Graduate Student Seed Grant Projects

Assessing the potential of the Monteiro’s Hornbill (Tockus monteiri) as a flagship species in Namibian conservation

David Millican, Biological Sciences, Jeffrey Walters, Biological Sciences, Ashley Dayer, Fish and Wildlife Conservation

Namibia’s cavity-nesting guild is a large community of mammals, birds, reptiles, and invertebrates dependent upon an availability of tree cavities to breed. Initial surveys indicate that Namibia’s cavity-nesters may be severely limited by the availability of suitable nest cavities, and face intense competition for these nest sites. Due to Namibia’s arid climate, much of the landscape is depauperate of large, cavity-harboring trees. In addition, a dearth of excavating species increases the dependency on natural tree cavities for much of this community. Therefore, this community appears particularly vulnerable to disturbances that diminish cavity availability, of which there are many. Charcoal production, suppressed fire and grazing regimes, and an increased frequency of droughts due to climate change all threaten Namibia’s cavity nesting guild by either directly reducing cavity availability or by hampering the rate of cavity formation and replacement.

To garner attention and support for the conservation of this community, David and Human Dimensions of Wildlife Professor Ashley Dayer have embarked on a study to systematically assess the potential for one species to act as a surrogate for the whole cavity-nesting community. While surrogate species are often selected due to a significant ecological role (e.g. keystone species), some are chosen solely for their socio-economic significance. These species, known as flagship species, are used to attract the attention of stakeholders in order to raise funds for conservation and to change people’s behaviors.

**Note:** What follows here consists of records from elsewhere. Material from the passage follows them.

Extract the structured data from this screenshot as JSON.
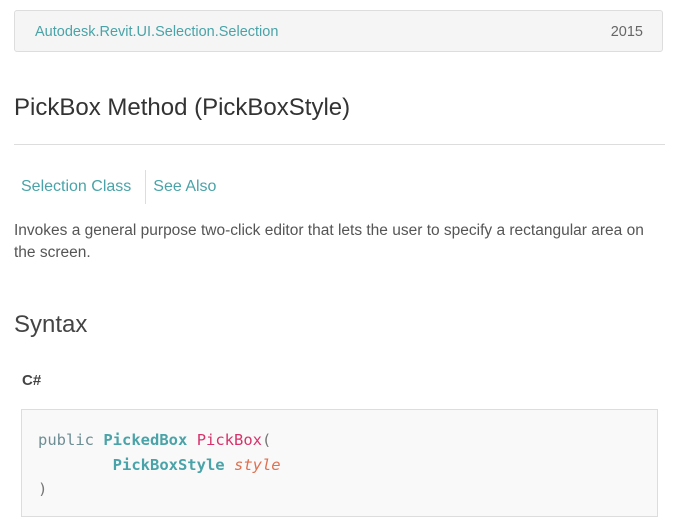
{
  "breadcrumb": {
    "path": "Autodesk.Revit.UI.Selection.Selection",
    "version": "2015"
  },
  "page": {
    "title": "PickBox Method (PickBoxStyle)"
  },
  "nav": {
    "items": [
      {
        "label": "Selection Class"
      },
      {
        "label": "See Also"
      }
    ]
  },
  "summary": "Invokes a general purpose two-click editor that lets the user to specify a rectangular area on the screen.",
  "syntax": {
    "heading": "Syntax",
    "language": "C#",
    "code": {
      "keyword": "public",
      "return_type": "PickedBox",
      "method_name": "PickBox",
      "open_paren": "(",
      "param_type": "PickBoxStyle",
      "param_name": "style",
      "close_paren": ")"
    }
  },
  "colors": {
    "link": "#4aa3a8",
    "method": "#d6336c",
    "param": "#e07050",
    "code_background": "#f9f9f9"
  }
}
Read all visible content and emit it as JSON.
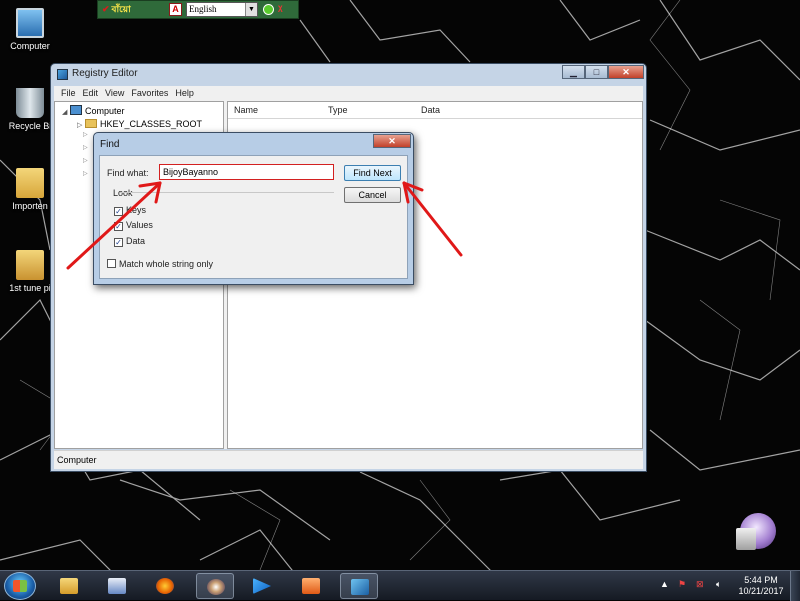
{
  "bijoy_toolbar": {
    "logo_text": "বাঁয়াে",
    "language_value": "English",
    "colors": {
      "bar": "#2f6a3a",
      "logo": "#ffe94a"
    }
  },
  "desktop_icons": [
    {
      "label": "Computer",
      "icon": "computer-icon"
    },
    {
      "label": "Recycle Bi",
      "icon": "recycle-bin-icon"
    },
    {
      "label": "Importen",
      "icon": "folder-icon"
    },
    {
      "label": "1st tune pi",
      "icon": "folder-icon"
    }
  ],
  "registry_editor": {
    "title": "Registry Editor",
    "menu": [
      "File",
      "Edit",
      "View",
      "Favorites",
      "Help"
    ],
    "tree": {
      "root": "Computer",
      "first_key": "HKEY_CLASSES_ROOT"
    },
    "columns": [
      "Name",
      "Type",
      "Data"
    ],
    "status": "Computer"
  },
  "find_dialog": {
    "title": "Find",
    "find_what_label": "Find what:",
    "find_what_value": "BijoyBayanno",
    "find_next_label": "Find Next",
    "cancel_label": "Cancel",
    "look_at_label": "Look",
    "checkboxes": [
      {
        "label": "Keys",
        "checked": true
      },
      {
        "label": "Values",
        "checked": true
      },
      {
        "label": "Data",
        "checked": true
      }
    ],
    "match_whole_label": "Match whole string only",
    "match_whole_checked": false
  },
  "taskbar": {
    "time": "5:44 PM",
    "date": "10/21/2017",
    "apps": [
      "explorer-icon",
      "word-icon",
      "firefox-icon",
      "media-icon",
      "play-icon",
      "video-icon",
      "regedit-icon"
    ]
  },
  "colors": {
    "annotation_arrow": "#e01818",
    "find_field_border": "#d32020",
    "desktop_bg": "#050505"
  }
}
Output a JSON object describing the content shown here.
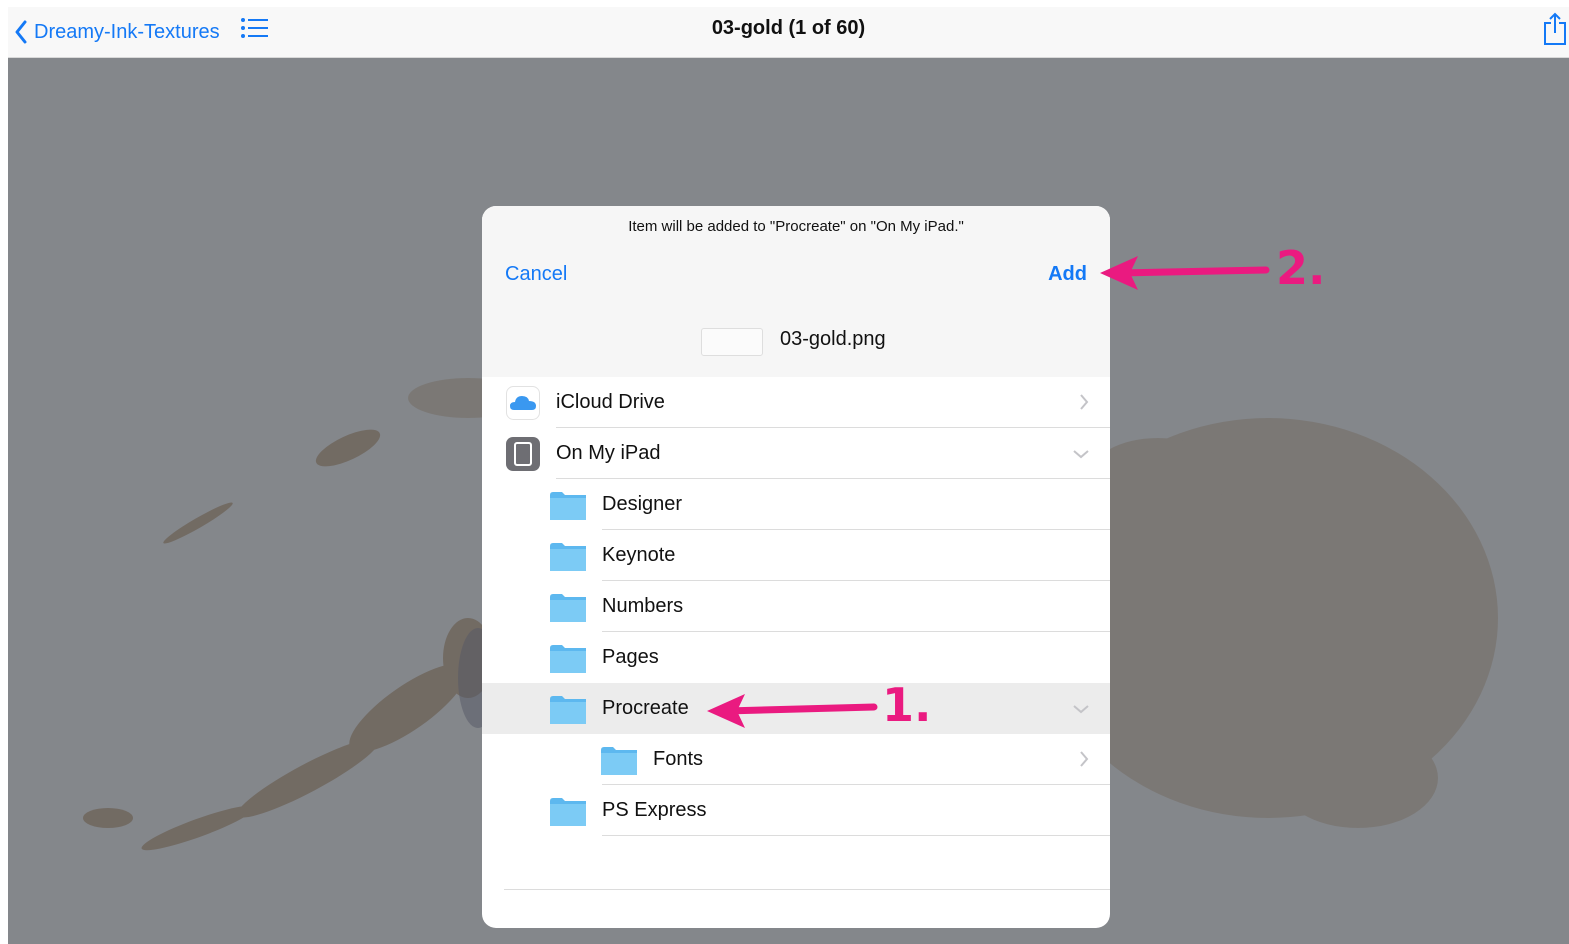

Previous studies have found that species meeting flagship criteria are not guaranteed to be good flagship species. If a species does not capture the attention of local and international stakeholders, lackluster national support and poor fundraising can sink a flagship campaign. Therefore, to evaluate the likelihood that a species can act as a good flagship species, it is imperative to systematically assess sentiments towards that species. Combining methods from two studies by Dayer et al. (2007) Veríssimo et al. (2013), David and Dr. Dayer will conduct interviews with local communities throughout Namibia to understand the different perceptions these communities have about wildlife and cavity-nesting birds. These interviews will then be used to design a discrete-choice experiment, a marketing tool used to identify consumer preferences. In the case of flagship species selection, individuals will select from species profiles in order to identify which species and species characteristics are likely to gain the most support among local stakeholders and the international community.

First Year Project Update

David began conducting interviews in April 2017 with committees of wildlife conservancies. To date, David has met with 10 conservancies (Table 1), primarily in the western Kunene region. David will continue to conduct interviews through July 2017, expanding to Damaraland, Hereroland, and the Caprivi. David and Dr. Dayer will use these interviews to create discrete-choice experiments in the fall of 2017, before David returns to Namibia in December 2017. In spring 2018, David will administer this discrete-choice experiment to individuals throughout Namibia, as well as to international tourists, ensuring flagship species selection is based on the perceptions and values of local communities, who have the power to undertake conservation efforts, as well as the international community, whose awareness and financial contributions can provide incentive to local communities.

  1. Anabeb
  2. Ehi-Rovipuka
  3. Eropupa
  4. Omatendeka
  5. Ombazu
  6. Ombombo
  7. Okanguati
  8. Puros
  9. Sesfontein
  10. Sorris-Sorris